An Eastern European state, Latvia is one of the three Baltic States, the others being Estonia (to the north) and Lithuania (to the south). Latvia also borders Russia and Belarus to the east, and has a sandy 531 km coastline with the Baltic Sea and a total land area of 64,589 sq km.
The terrain is mostly low plain, with the highest point at 312 metres above sea level. Natural resources include peat, gypsum, clay, dolomite, limestone, amber and woodland; arable farming makes up around 27% of land use. However, Latvia’s wet climate means that agricultural land requires drainage.
The climate of Latvia is maritime and temperate, but the winters can be extreme due to the northern location.
The coldest months are January and February, when the average temperature is -4°C. Due to the proximity of the ocean autumn rains and fogs are frequent, daylight is short in October, November.
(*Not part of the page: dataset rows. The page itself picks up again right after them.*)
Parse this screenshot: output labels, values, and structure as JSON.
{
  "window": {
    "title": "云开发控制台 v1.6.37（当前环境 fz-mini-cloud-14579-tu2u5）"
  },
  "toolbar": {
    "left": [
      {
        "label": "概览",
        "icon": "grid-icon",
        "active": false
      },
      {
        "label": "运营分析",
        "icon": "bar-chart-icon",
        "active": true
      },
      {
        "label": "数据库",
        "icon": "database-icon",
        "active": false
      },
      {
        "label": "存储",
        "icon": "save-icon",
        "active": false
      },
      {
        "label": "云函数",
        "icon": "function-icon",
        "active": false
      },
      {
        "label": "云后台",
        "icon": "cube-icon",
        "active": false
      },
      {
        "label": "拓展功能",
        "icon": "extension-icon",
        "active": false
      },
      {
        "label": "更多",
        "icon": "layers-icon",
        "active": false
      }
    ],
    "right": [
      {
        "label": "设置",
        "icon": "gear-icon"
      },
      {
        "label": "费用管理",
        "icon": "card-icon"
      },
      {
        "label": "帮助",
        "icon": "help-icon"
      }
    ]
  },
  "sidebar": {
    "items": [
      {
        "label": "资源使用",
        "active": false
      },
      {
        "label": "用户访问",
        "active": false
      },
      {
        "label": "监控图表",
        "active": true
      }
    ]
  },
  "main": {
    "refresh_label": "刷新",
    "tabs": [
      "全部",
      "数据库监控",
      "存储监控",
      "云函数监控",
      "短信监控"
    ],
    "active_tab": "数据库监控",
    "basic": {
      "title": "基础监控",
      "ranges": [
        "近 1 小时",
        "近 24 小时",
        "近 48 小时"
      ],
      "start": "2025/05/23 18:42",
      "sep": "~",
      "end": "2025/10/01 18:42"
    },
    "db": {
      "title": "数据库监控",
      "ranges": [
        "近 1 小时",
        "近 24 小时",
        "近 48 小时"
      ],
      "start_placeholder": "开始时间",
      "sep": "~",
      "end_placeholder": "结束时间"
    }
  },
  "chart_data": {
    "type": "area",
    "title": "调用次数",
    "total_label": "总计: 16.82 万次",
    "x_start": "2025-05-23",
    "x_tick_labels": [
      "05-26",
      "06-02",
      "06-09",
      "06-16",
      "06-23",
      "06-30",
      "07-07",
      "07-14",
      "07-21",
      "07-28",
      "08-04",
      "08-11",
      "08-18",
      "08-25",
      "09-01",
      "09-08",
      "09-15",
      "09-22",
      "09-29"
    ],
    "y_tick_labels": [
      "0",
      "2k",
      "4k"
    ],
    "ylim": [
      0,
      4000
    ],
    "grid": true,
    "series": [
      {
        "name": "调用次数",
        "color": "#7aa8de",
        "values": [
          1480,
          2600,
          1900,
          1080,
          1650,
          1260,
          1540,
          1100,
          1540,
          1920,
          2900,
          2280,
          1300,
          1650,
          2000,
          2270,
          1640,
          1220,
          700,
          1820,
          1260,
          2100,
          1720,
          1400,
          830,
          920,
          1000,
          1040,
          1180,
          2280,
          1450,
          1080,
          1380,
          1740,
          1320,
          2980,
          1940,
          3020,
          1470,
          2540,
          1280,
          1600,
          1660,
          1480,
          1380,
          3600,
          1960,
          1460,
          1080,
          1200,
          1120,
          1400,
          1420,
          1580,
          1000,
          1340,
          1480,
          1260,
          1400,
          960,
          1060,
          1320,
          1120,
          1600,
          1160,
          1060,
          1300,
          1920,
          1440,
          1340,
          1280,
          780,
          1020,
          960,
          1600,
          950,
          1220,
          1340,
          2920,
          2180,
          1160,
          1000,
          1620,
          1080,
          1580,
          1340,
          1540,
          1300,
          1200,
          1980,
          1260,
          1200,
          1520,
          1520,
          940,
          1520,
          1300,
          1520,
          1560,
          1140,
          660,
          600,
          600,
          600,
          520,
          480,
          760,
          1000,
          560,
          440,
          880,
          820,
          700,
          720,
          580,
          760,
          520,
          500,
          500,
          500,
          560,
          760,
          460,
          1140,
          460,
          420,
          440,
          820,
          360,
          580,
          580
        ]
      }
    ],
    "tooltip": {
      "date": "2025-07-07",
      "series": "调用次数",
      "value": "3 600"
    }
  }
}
Continuous snow cover lasts eighty-two days.
The summers in Latvia are very pleasant and modest, with an average temperature of 17°C, the peak goes occasionally as high as 30°C. The Latvians wake from the tacit and somewhat melancholic winter and enjoy the daylight and warm all through the spring and summer.
The capital is Riga, which is also one of Latvia’s three major ports; Liepaja and Ventspils are the other two.
Latvia is a parliamentary democracy. It has a unicameral parliament (the Saeima) with 100 members who are elected by direct, popular vote to serve four-year terms.
The President is elected by the Saeima for a four-year term; the current President is Valdis Zatlers, who was elected on May 31, 2007. The Prime Minister is also elected by the Saeima; the current Prime Minister is Valdis Dombrovskis, who was elected on March 12, 2009.
The Cabinet of Ministers is nominated by the Prime Minister, and must receive a confidence vote by the Saeima before it can start exercising its duties.